It also has a 240-hp turbocharged 2.3-liter 5-cylinder engine. It has fewer miles and is in much nicer shape than the much despised 1995 Camaro I currently drive, which has a loud but gutless 3.4-liter V6 that only made 160 hp and has never heard the word torque, along with two ridiculously long doors and no interior space. I trust that, by now, it is clear what must be done. The T5-R is located one hour south of me.
Your mission, should you choose to accept it, is to feed me a line that will convince my wife that this is the perfect family car for us. She reads this page regularly, so extreme caution is advised. Good luck to us all.

Friday, May 2, 2008

Will Iron Man Be the Best . . . .

. . . . super hero movie of all time?
Signs point to yes. Every geek I know is itching to see this film. Perhaps more importantly, National Public Radio reviewed it this morning . . . . . and they hated it. This is a very good sign.
Specifically, the reviewer said the film is fractured by the many sides of Tony Stark. He's the charming billionaire, but he's also the grim captive of jihadists and then the all-powerful do-gooder.
Spoken by a guy who never liked the character of Iron Man in the first place, buddy. I mean, I'm no botanist over here, but I would have thought that it was kind of important to show Tony Stark with a multi-faceted personality, with some of the facets conflicting with others. That's kind of the point, genius.
As a matter of fact, maybe you've heard of other characters written in a similar way--Dr. Bruce Banner, for instance, or Clark Kent, or Peter Parker? Bruce Wayne? They all have somewhat fragmented personalities because they are--and this is sort of a central part of the superhero genre, so pay attention--people who lead two or more completely separate lives. Generally, they have their super hero personas, and then they have their "secret identities." It's a little like violence in a gangster movie--you don't have to like it, but I expect it.

Down in Flames

Another thing that works for wives, but not for husbands:

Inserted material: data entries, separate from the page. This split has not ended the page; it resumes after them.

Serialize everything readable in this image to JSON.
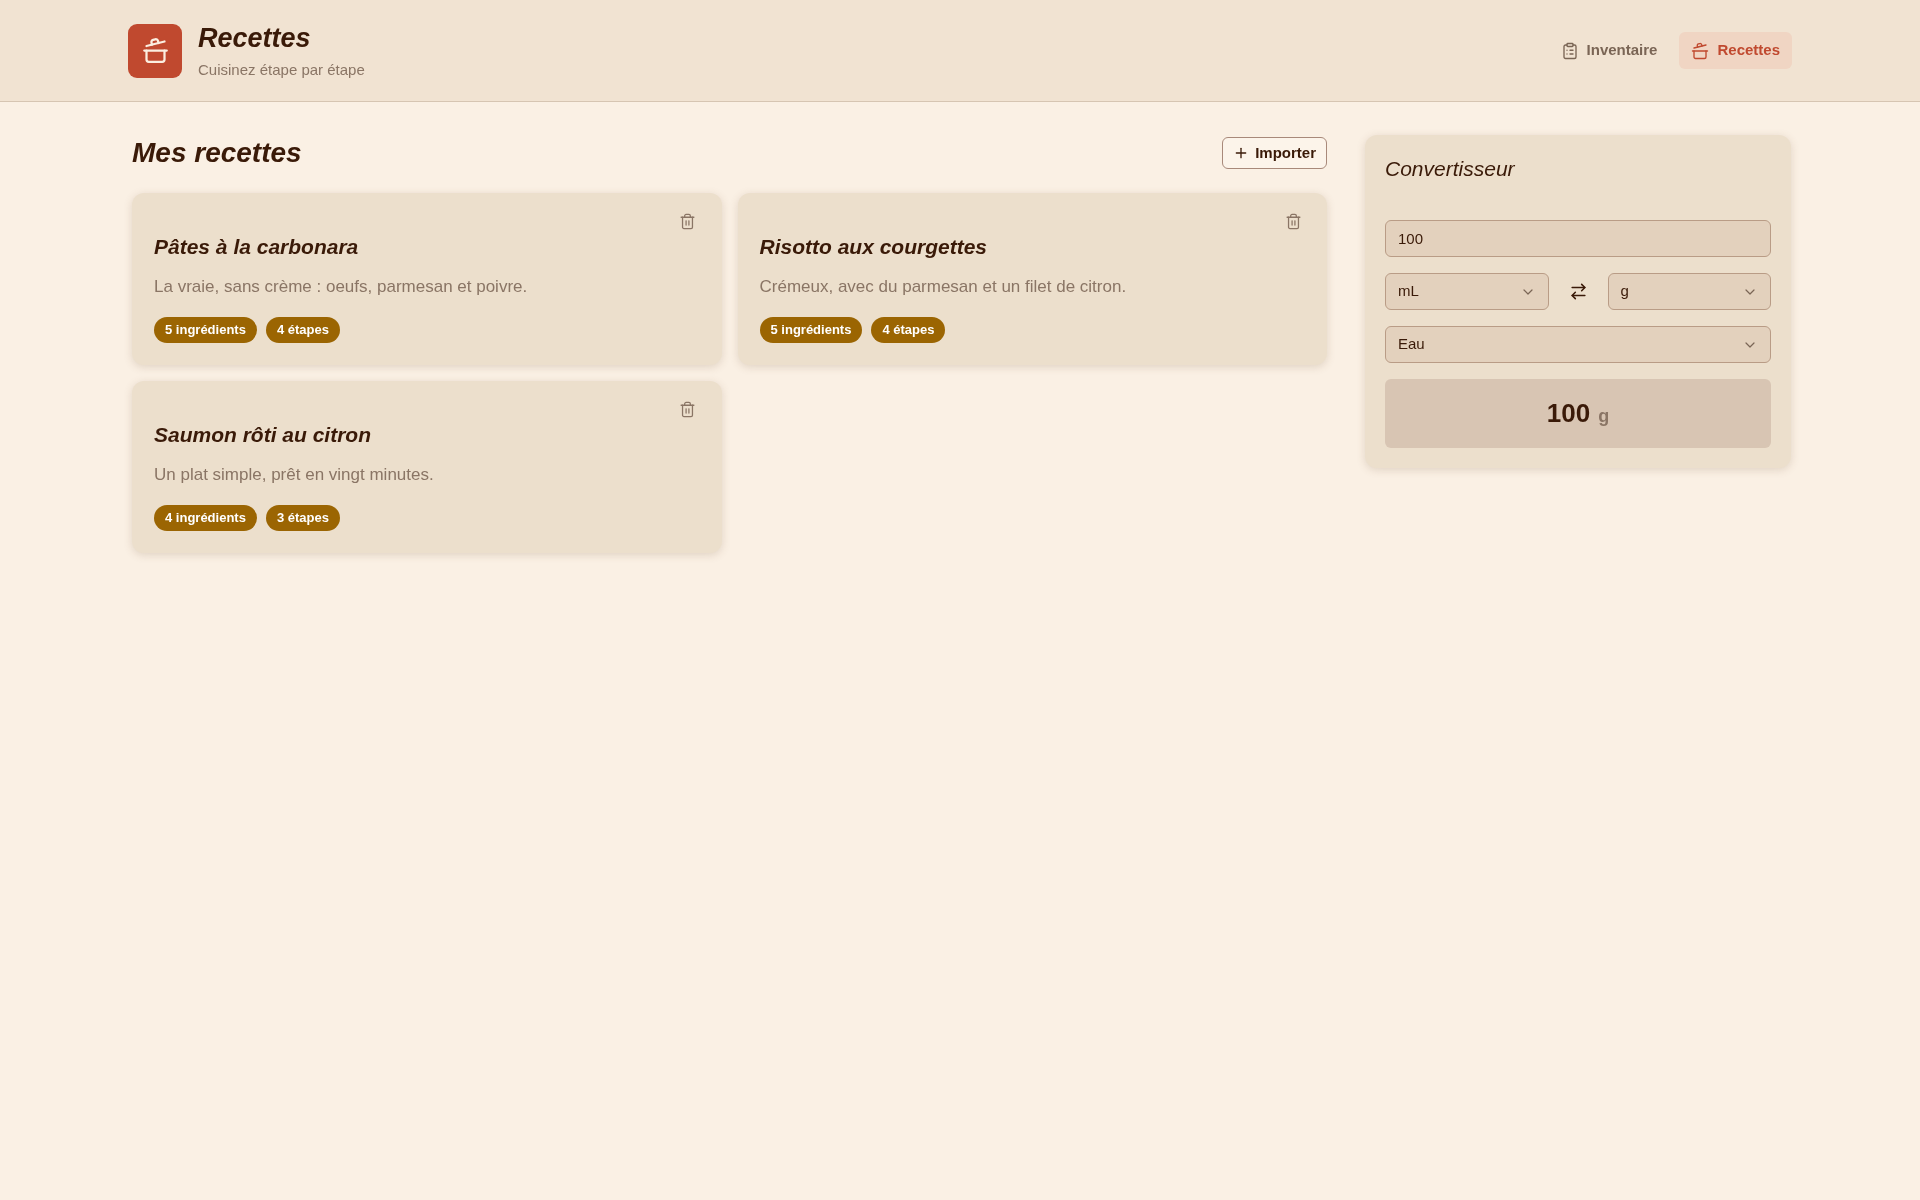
{
  "header": {
    "title": "Recettes",
    "subtitle": "Cuisinez étape par étape",
    "nav": [
      {
        "label": "Inventaire",
        "kind": "clipboard",
        "selected": false
      },
      {
        "label": "Recettes",
        "kind": "pot",
        "selected": true
      }
    ]
  },
  "recipes": {
    "title": "Mes recettes",
    "import_button": "Importer",
    "cards": [
      {
        "title": "Pâtes à la carbonara",
        "description": "La vraie, sans crème : oeufs, parmesan et poivre.",
        "badges": [
          "5 ingrédients",
          "4 étapes"
        ]
      },
      {
        "title": "Risotto aux courgettes",
        "description": "Crémeux, avec du parmesan et un filet de citron.",
        "badges": [
          "5 ingrédients",
          "4 étapes"
        ]
      },
      {
        "title": "Saumon rôti au citron",
        "description": "Un plat simple, prêt en vingt minutes.",
        "badges": [
          "4 ingrédients",
          "3 étapes"
        ]
      }
    ]
  },
  "converter": {
    "title": "Convertisseur",
    "amount": "100",
    "from_unit": "mL",
    "to_unit": "g",
    "ingredient": "Eau",
    "result": {
      "value": "100",
      "unit": "g"
    }
  }
}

"I got your note today. I love you, too. And guess what? You're going to get so lucky tonight."

"You mean I get to sleep?"

That's the best of both worlds: funny and painful.